Comorbidity of physical and mental disorders and the effect on work-loss days

Acta Psychiatr Scand. 2005 Jun;111(6):436-43. doi: 10.1111/j.1600-0447.2005.00513.x.


Objective: To examine the association between physical and mental disorders and the separate and joint effect of physical and mental disorders on work-loss.

Method: Data was derived from the Netherlands Mental Health Survey and Incidence Study. This was a general population study in which 7076 adults, aged between 18 and 64 years, were assessed using the Composite International Diagnostic Interview. Medically treated physical disorders and work-loss were assessed using self-reports.

Results: All physical disorders, except injury caused by accident, were significantly related to anxiety and mood disorders, but only weakly related to substance use disorders. Both physical and mental disorders were significantly related to work-loss; mental disorders more so than physical disorders. Physical-mental (PM) comorbidity leads to a mainly additive increase in work-loss.

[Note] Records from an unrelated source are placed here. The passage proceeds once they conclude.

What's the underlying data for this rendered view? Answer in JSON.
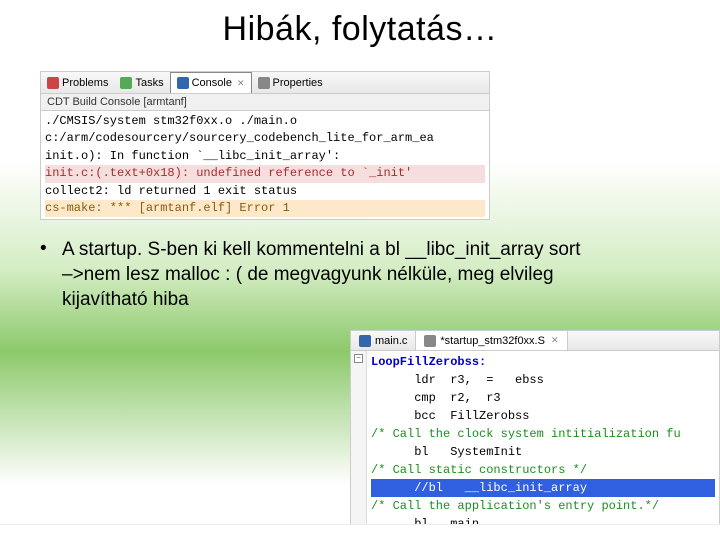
{
  "title": "Hibák, folytatás…",
  "console": {
    "tabs": {
      "problems": "Problems",
      "tasks": "Tasks",
      "console": "Console",
      "properties": "Properties"
    },
    "subtitle": "CDT Build Console [armtanf]",
    "lines": {
      "l0": "./CMSIS/system stm32f0xx.o  ./main.o",
      "l1": "c:/arm/codesourcery/sourcery_codebench_lite_for_arm_ea",
      "l2": "init.o): In function `__libc_init_array':",
      "l3": "init.c:(.text+0x18): undefined reference to `_init'",
      "l4": "collect2: ld returned 1 exit status",
      "l5": "cs-make: *** [armtanf.elf] Error 1"
    }
  },
  "bullet": {
    "line1": "A startup. S-ben ki kell kommentelni a bl __libc_init_array  sort",
    "line2": "–>nem lesz malloc : (  de megvagyunk nélküle, meg elvileg",
    "line3": "kijavítható hiba"
  },
  "code": {
    "tabs": {
      "main": "main.c",
      "startup": "*startup_stm32f0xx.S"
    },
    "lines": {
      "c0": "LoopFillZerobss:",
      "c1": "      ldr  r3,  =   ebss",
      "c2": "      cmp  r2,  r3",
      "c3": "      bcc  FillZerobss",
      "c4": "",
      "c5": "/* Call the clock system intitialization fu",
      "c6": "      bl   SystemInit",
      "c7": "/* Call static constructors */",
      "c8": "      //bl   __libc_init_array",
      "c9": "/* Call the application's entry point.*/",
      "c10": "      bl   main"
    }
  }
}
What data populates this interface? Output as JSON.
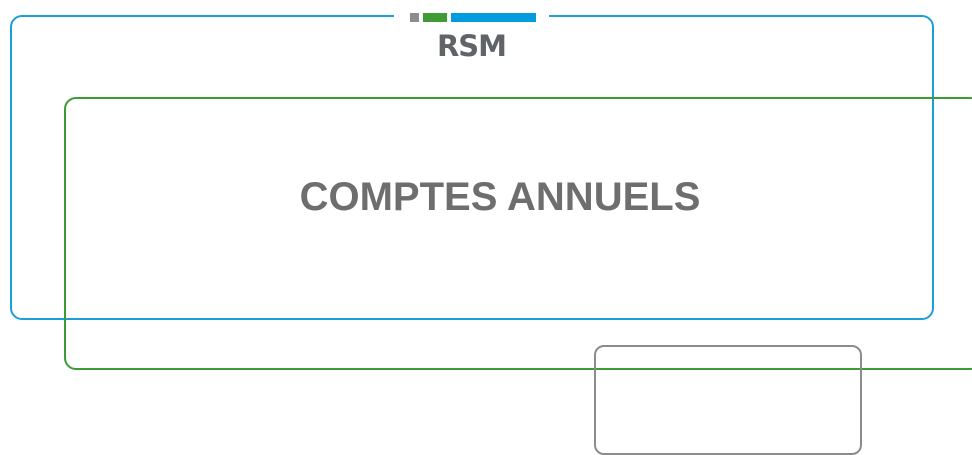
{
  "logo": {
    "text": "RSM",
    "bar_colors": {
      "gray": "#8a8e91",
      "green": "#3f9c35",
      "blue": "#009cde"
    }
  },
  "document": {
    "title": "COMPTES ANNUELS"
  },
  "frame_colors": {
    "blue": "#1a9fd9",
    "green": "#3d9b35",
    "gray": "#8c8c8c"
  }
}
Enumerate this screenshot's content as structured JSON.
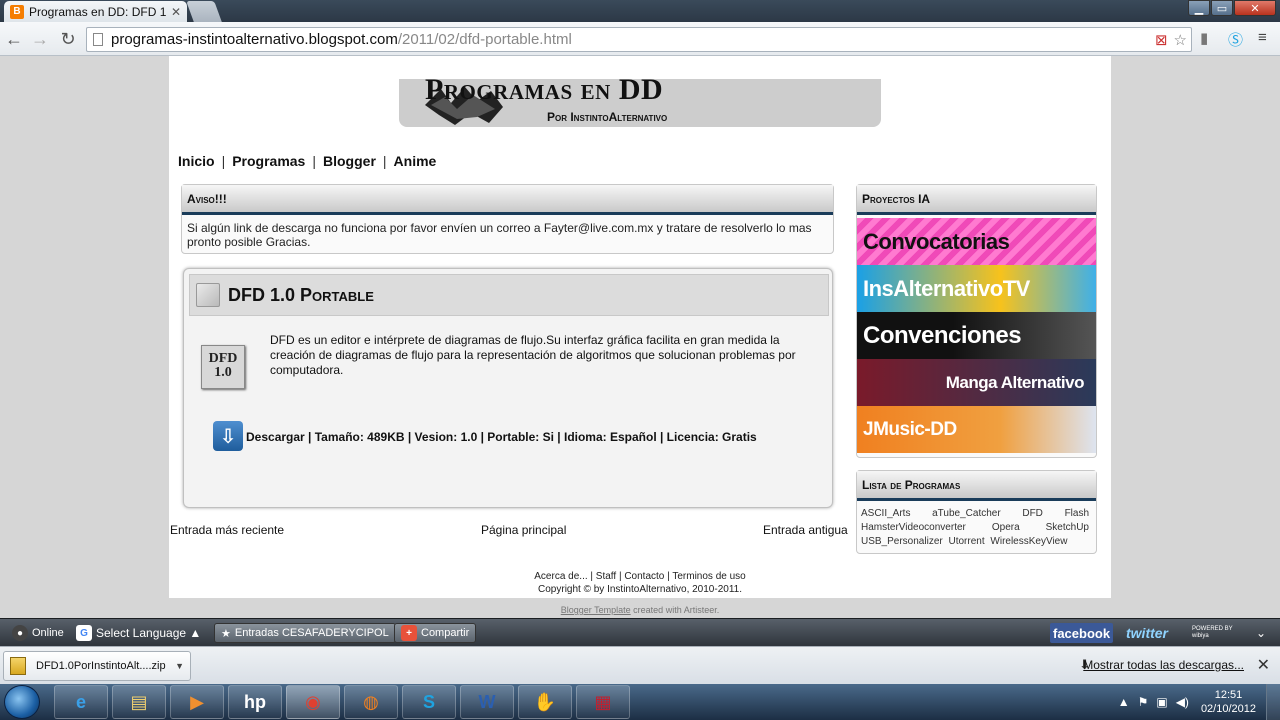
{
  "browser": {
    "tab_title": "Programas en DD: DFD 1.0",
    "tab_favicon": "B",
    "url_host": "programas-instintoalternativo.blogspot.com",
    "url_path": "/2011/02/dfd-portable.html"
  },
  "site": {
    "title": "Programas en DD",
    "subtitle": "Por InstintoAlternativo",
    "logo_text": "Instinto Alternativo"
  },
  "nav": [
    "Inicio",
    "Programas",
    "Blogger",
    "Anime"
  ],
  "aviso": {
    "heading": "Aviso!!!",
    "text": "Si algún link de descarga no funciona por favor envíen un correo a Fayter@live.com.mx y tratare de resolverlo lo mas pronto posible Gracias."
  },
  "post": {
    "title": "DFD 1.0 Portable",
    "logo_text": "DFD 1.0",
    "description": "DFD es un editor e intérprete de diagramas de flujo.Su interfaz gráfica facilita en gran medida la creación de diagramas de flujo para la representación de algoritmos que solucionan problemas por computadora.",
    "download_line": "Descargar | Tamaño: 489KB | Vesion: 1.0 | Portable: Si | Idioma: Español | Licencia: Gratis"
  },
  "pager": {
    "newer": "Entrada más reciente",
    "home": "Página principal",
    "older": "Entrada antigua"
  },
  "sidebar": {
    "proyectos_heading": "Proyectos IA",
    "promos": [
      "Convocatorias",
      "InsAlternativoTV",
      "Convenciones",
      "Manga Alternativo",
      "JMusic-DD"
    ],
    "lista_heading": "Lista de Programas",
    "programs": [
      "ASCII_Arts",
      "aTube_Catcher",
      "DFD",
      "Flash",
      "HamsterVideoconverter",
      "Opera",
      "SketchUp",
      "USB_Personalizer",
      "Utorrent",
      "WirelessKeyView"
    ]
  },
  "footer": {
    "links": [
      "Acerca de...",
      "Staff",
      "Contacto",
      "Terminos de uso"
    ],
    "copyright": "Copyright © by InstintoAlternativo, 2010-2011.",
    "credits_link": "Blogger Template",
    "credits_rest": "created with Artisteer."
  },
  "blogbar": {
    "online": "Online",
    "language": "Select Language ▲",
    "entradas": "Entradas CESAFADERYCIPOL",
    "compartir": "Compartir",
    "facebook": "facebook",
    "twitter": "twitter",
    "powered": "POWERED BY wibiya"
  },
  "downloads": {
    "file": "DFD1.0PorInstintoAlt....zip",
    "show_all": "Mostrar todas las descargas..."
  },
  "taskbar": {
    "time": "12:51",
    "date": "02/10/2012"
  }
}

Conclusion: PM comorbidity is very common in the general population and leads to a greater absenteeism from work than pure disorders that also cause personal and social problems.

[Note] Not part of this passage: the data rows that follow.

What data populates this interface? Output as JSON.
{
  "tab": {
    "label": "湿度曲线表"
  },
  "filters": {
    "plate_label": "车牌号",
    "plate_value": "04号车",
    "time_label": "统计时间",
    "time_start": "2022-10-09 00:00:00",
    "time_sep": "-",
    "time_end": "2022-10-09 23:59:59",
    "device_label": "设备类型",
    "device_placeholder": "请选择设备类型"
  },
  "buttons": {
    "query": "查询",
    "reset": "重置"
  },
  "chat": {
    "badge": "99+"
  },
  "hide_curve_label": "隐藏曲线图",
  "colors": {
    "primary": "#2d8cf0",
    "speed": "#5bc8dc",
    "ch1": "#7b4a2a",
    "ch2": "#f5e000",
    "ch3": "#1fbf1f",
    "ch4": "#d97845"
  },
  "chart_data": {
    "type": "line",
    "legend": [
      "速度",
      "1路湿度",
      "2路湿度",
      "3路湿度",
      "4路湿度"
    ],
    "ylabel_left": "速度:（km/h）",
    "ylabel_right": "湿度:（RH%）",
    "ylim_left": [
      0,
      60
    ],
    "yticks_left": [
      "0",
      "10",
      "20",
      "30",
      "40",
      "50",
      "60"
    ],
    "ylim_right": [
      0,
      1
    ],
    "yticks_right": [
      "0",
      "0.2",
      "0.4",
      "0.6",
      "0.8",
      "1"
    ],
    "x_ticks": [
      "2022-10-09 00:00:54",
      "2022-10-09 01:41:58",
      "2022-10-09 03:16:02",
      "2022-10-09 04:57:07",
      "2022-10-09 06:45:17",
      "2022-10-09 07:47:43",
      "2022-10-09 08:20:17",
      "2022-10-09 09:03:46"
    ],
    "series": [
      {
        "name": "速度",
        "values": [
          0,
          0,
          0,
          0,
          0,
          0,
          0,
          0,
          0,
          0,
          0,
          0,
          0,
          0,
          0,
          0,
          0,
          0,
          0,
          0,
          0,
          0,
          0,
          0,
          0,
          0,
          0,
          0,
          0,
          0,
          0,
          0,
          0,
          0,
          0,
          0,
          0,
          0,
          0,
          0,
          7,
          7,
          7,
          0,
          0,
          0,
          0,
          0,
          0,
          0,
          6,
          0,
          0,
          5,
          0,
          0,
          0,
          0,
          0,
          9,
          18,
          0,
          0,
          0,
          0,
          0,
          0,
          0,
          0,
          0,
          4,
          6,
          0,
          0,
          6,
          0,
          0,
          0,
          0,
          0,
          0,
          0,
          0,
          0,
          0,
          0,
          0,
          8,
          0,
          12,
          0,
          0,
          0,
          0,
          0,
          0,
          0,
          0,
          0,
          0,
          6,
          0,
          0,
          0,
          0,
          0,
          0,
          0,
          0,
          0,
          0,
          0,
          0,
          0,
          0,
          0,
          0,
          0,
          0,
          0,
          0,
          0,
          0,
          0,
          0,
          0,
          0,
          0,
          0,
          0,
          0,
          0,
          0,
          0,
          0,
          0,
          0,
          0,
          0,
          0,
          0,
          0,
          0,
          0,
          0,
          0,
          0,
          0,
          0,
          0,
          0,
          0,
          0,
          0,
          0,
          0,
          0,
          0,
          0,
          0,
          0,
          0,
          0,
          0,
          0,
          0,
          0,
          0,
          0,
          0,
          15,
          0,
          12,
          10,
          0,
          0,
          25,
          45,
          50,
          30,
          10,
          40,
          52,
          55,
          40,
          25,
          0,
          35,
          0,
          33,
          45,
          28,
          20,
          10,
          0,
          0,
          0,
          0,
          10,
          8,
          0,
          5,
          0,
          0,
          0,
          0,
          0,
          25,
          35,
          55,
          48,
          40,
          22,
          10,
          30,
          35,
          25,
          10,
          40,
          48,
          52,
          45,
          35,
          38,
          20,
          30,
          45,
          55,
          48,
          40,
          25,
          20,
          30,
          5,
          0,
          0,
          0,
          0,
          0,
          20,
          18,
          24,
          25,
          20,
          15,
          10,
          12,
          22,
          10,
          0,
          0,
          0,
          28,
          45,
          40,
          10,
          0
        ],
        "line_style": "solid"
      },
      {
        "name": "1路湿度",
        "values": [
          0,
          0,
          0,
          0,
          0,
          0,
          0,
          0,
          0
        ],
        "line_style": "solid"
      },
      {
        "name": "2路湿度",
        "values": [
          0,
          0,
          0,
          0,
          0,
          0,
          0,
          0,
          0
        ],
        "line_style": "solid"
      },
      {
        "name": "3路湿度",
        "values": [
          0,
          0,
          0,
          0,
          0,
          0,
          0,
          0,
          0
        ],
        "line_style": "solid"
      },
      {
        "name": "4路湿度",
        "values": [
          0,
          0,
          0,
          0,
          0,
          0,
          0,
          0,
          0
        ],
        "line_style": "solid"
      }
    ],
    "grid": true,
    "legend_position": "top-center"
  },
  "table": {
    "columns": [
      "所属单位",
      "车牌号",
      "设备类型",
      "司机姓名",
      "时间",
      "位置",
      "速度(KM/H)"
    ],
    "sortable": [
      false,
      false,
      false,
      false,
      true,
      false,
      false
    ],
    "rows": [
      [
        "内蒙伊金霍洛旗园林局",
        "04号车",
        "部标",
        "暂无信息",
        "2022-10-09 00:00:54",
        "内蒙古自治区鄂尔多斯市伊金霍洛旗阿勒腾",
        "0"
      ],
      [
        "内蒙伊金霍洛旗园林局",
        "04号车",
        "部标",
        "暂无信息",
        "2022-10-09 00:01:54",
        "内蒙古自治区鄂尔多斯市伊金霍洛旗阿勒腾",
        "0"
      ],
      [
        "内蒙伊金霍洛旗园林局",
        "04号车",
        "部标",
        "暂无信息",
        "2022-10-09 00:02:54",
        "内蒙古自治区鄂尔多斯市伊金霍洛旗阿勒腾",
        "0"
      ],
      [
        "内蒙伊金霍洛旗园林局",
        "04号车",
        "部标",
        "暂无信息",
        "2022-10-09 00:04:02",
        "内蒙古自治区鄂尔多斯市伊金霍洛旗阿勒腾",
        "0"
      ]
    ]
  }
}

MeSH terms

  • Adolescent
  • Adult
  • Back Pain / epidemiology*
  • Comorbidity
  • Employment / statistics & numerical data*
  • Female
  • Gastrointestinal Diseases / epidemiology*
  • Humans
  • Male
  • Mental Disorders / epidemiology*
  • Middle Aged
  • Prevalence
  • Retrospective Studies
  • Sick Leave / statistics & numerical data*
  • Sinusitis / epidemiology*
  • Surveys and Questionnaires
  • Wounds and Injuries / epidemiology*